Ninety percent of all skin cancers are associated with radiation exposure mainly from the sun, according to the International Skin Cancer Foundation in New York. The use of tanning beds compounds the impact of sun exposure because the radiation they emit is stronger than the long-wave UVA and shortwave UVB rays that reach the earth naturally.
UVA output from indoor tanning devices is four times higher and UVB output is twice as high as noon sunlight in Washington D.C. during summer, the CDC said in its May report.
“Every bit of extra UV exposure increases risk,” said Bruce Armstrong, professor of public health at the University of Sydney.
Both types of radiation can weaken the immune system, increasing vulnerability to cancer as well as to other diseases, according to a study in the British Medical Journal in July. Tanning lamps induce the types of DNA damage to the skin associated with cancer, the researchers said.
“Each person has a certain amount of capital that protects them from cancer,” said Beatrice Secretan, a scientist at the WHO’s cancer-research agency. “If you burn that capital too quickly, you are in danger of developing cancer.

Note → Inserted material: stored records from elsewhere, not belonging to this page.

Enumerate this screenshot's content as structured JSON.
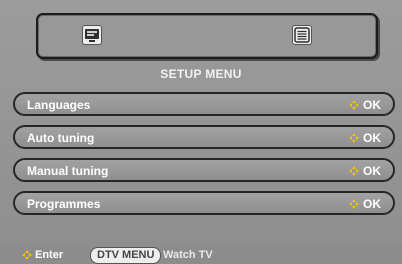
{
  "header": {
    "icons": [
      "tv-icon",
      "teletext-icon"
    ]
  },
  "title": "SETUP MENU",
  "menu": {
    "items": [
      {
        "label": "Languages",
        "ok": "OK"
      },
      {
        "label": "Auto tuning",
        "ok": "OK"
      },
      {
        "label": "Manual tuning",
        "ok": "OK"
      },
      {
        "label": "Programmes",
        "ok": "OK"
      }
    ]
  },
  "footer": {
    "enter_label": "Enter",
    "dtv_menu_label": "DTV MENU",
    "watch_label": "Watch TV"
  },
  "colors": {
    "background": "#959595",
    "text": "#ffffff",
    "border": "#262626",
    "accent": "#f2c200"
  }
}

The lighter the skin, the more at risk you are.”
A 2010 survey found 5.6 percent of American adults had used indoor tanning in the previous 12 months. Use was highest among young white women, with almost one in three in the 18-to-25- year-old age group having tanned indoors during the prior year. A 2010 study of 1,167 melanoma cases in Minnesota found indoor tanning use was common among 63 percent of patients.
Catherine Olsen, a senior research officer with the Queensland Institute of Medical Research in Brisbane, Australia, reviewed the research in the British Medical Journal in October in which scientists analyzed pooled data from 12 studies and found exposure to indoor tanning increased the risk of developing squamous cell carcinoma by 67 percent and basal cell carcinoma by 29 percent.
The so-called meta-analysis yielded “irrefutable” evidence that sunbeds caused all three types of skin cancer, not just the most aggressive one known as melanoma, she said.
The emerging research on the harm from indoor tanning is beginning to resonate in the U.S., where in cities such as San Diego, sunbed salons outnumber Starbucks coffee outlets and McDonald’s restaurants. Thirty-three U.S. states have laws restricting access to indoor tanning under a certain age — typically 14, 16 or 18 years, the CDC said in May.
“It’s a hodge-podge across the United States,” said Martin Weinstock, chief of dermatology at the Providence VA Medical Center in Rhode Island.
“The tanning industry does have a lot of a money and, apparently, political power,” said Weinstock, chairman of the American Cancer Society’s skin cancer advisory committee. “Though they don’t have much in the way of scientific argument, they do their best to obfuscate.”
One example came earlier this year after researchers at England’s Leeds Institute of Molecular Medicine wrote a letter to the editor of the International Journal of Cancer in June saying they had found no statistically significant evidence that sunbeds increase melanoma risk in a study. The research wasn’t designed to register a small association between the two, only a large one, said co-author Timothy Bishop, chairman of the Leeds Cancer Research UK Centre.
The Tanning Shop, a British chain of 80 salons, responded to the findings by releasing a statement hailing “definitive results from clinical research” that proved “there is no link between sunbed use and melanoma.”
The Leeds researchers don’t support that interpretation of their findings, said Bishop, adding that he was “extremely disappointed” with the way the study had been portrayed.
Conflicting reports mean “there’s still the perception out there that it’s safer” to tan in a salon, according to Olsen from the Queensland Institute of Medical Research. “But it’s not the case at all.”
— With assistance from Makiko Kitamura in London, Maaike Noordhuis in Amsterdam and Anna Edney in Washington.